13 Jun 2012
Belfast Botanic Gardens
When I think of growing up in Germany, and visiting parks in most bordering countries, most of these tend to be sad affairs that are badly maintained, grey areas where drug addicts and homeless, but not even rebellious teenagers would congregate.
In the UK, parks are a different kind of thing. In this (by European standards) very densely populated country with a long fancy gardening tradition, they are not only beautiful, but also a real living space, at least when it's not raining. People come to have a picnic, or even watch special events on provided screens together (not everywhere, but in many places). My favourite thing to do in London was to visit Parliament Hill Farmers market (back when I lived in posh quarter...) and then stroll around Hampstead Heath for a while. After I've had bad experiences with Dublin's parks (there are areas where you are not allowed to sit on the grass – which make up more than 80% in some parks!), I didn't expect much from Belfast, but the Botanic Gardens, just a 3 Minute walk from my house, turn out to be wonderful.

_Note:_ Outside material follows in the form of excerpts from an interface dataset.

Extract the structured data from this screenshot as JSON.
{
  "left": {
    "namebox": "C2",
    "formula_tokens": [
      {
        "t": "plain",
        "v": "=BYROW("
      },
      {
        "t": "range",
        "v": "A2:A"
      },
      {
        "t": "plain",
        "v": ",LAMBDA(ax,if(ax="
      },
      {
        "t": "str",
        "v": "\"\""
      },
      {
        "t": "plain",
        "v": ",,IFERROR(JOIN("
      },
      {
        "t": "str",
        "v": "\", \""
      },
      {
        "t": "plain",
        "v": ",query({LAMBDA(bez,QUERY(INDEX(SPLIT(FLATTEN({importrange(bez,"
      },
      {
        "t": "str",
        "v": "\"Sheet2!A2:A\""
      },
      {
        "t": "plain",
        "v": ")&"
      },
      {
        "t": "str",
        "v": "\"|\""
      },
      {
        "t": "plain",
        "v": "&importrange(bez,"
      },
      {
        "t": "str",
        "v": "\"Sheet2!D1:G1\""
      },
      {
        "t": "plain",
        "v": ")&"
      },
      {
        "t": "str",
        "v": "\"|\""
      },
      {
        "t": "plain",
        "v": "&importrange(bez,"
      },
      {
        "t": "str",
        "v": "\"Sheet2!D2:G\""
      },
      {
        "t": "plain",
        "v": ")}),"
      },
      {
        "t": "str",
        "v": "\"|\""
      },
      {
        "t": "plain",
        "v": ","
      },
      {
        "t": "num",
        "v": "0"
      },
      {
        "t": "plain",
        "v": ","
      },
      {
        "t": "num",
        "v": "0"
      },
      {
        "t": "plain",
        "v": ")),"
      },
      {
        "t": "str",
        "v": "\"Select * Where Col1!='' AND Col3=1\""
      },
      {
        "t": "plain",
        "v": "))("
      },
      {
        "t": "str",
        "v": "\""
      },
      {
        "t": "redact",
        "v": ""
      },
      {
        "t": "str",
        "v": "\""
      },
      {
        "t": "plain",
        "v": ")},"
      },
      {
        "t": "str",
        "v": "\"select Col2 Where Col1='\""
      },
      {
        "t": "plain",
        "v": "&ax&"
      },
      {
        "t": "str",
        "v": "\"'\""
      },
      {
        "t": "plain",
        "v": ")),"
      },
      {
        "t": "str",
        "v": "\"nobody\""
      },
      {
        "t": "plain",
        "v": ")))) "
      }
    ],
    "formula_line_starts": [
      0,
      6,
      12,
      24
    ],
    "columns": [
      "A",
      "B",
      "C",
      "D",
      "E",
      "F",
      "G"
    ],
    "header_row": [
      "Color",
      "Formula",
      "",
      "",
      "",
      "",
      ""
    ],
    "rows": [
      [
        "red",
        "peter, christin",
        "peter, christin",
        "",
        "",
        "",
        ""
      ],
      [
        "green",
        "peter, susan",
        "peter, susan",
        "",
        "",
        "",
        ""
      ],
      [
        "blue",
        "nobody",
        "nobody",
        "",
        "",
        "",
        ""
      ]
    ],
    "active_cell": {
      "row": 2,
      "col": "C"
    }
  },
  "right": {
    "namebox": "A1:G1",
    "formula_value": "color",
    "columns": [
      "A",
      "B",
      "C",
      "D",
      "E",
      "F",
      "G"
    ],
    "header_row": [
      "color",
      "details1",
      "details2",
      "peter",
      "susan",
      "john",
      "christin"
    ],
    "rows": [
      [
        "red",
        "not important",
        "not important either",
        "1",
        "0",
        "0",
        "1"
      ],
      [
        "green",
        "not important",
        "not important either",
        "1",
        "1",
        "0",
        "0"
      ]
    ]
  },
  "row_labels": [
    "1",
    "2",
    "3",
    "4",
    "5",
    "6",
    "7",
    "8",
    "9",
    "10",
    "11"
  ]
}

As they are in the university quarter, they're also full of students, but I can live with noisy drunkenness (although drinking in the park is forbidden – but come on, this Ireland after all), because this park harbours so many wonderful special features, although it's not all that big. Among other things, there is a classic Victorian Palm House, the fascinating Tropical Ravine, the Rose Garden, and of course, the Museum of Ulster.
Now in mid-June, the rose garden is in full bloom. While is looks like a perfectly British rose garden, it is actually planted in the shape of a Celtic Cross. I yet have to find a point where I can photograph it – considering the lack of hills in central Belfast, the only option to do so might be on the roof of Queen's University. There are also many playing fields where you can watch drunk middle-aged men watch hilarious British and Irish sports, one of my most entertaining pastimes I picked up here ;)
My guide book says that at the southern tip of the gardens, there's a path that leads along the river and to some celtic monuments. I'll update you as soon as I've found the time!
Do you have a favourite inner-city park? Belfast Botanic gardens are sweet, yet I think my favourite ones are Yoyogi Park in Tokyo (yes, I said it. I liked something in Tokyo), Düsseldorf's Nordpark (it has fancy fountains and a Japanese garden!), but I have to admit, the best in the world is probably Singapore's Botanical Gardens, where I made great memories, along with Lumpini Park , because both are full of reptiles!
Maybe I spend too much time in parks - does that mean I'm Britified?